Boggs moved to Washington in 1941, when her husband was elected to Congress. After his plane disappeared on a campaign trip through Alaska, she ran for his seat and won, becoming the first woman elected to Congress from her state.
As Deputy Director of President George W. Bush's Office of Faith-Based and Community Initiatives, Kuo hoped to be a force inside the White House advocating for the poor. He left after two years, disillusioned and believing he had been used solely to recruit evangelical voters. Kuo, who died Friday at 44, talked to Fresh Air in 2006.
Anthony Lewis, the New York Times columnist and reporter who covered the Supreme Court in the late 1950s and early 1960s, died Monday. Fresh Air remembers him by listening back to a 1991 interview in which Lewis talks about the responsibilities of a columnist and the importance of a correctly-spelled name.

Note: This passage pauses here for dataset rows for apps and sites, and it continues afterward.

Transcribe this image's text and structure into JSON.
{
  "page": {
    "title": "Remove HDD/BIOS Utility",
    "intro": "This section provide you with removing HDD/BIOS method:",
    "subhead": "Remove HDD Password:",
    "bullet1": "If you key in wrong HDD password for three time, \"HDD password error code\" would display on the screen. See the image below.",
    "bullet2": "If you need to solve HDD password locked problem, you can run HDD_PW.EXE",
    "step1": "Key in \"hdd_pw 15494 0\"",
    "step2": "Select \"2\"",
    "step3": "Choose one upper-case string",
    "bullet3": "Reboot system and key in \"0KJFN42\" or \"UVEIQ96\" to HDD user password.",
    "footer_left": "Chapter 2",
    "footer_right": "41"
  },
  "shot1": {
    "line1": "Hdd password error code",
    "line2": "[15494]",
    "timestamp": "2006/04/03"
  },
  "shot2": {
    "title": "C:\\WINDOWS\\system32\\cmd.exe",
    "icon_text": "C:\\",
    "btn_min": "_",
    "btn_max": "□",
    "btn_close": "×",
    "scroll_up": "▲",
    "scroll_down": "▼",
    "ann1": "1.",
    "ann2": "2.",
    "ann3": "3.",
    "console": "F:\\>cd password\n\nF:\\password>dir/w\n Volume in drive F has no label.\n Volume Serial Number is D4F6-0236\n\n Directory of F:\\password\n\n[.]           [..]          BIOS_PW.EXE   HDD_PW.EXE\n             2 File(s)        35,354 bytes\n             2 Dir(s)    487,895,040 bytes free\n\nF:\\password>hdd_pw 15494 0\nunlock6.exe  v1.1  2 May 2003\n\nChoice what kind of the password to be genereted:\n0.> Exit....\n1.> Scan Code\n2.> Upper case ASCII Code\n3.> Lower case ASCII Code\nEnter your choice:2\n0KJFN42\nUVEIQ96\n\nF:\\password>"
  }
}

We listen back to excerpts of interviews with the acerbic writer, who died Tuesday at 86. Vidal authored the historical novels Burr and Lincoln, wrote plays and provocative essays, ran for office twice — and lost — and frequently appeared on TV talk shows.
Sargent Shriver, the founding director of the Peace Corps and the architect of President Johnson's War on Poverty, died on Tuesday. He was 95. Shriver spoke to Terry Gross in 1995 about his role in the War on Poverty.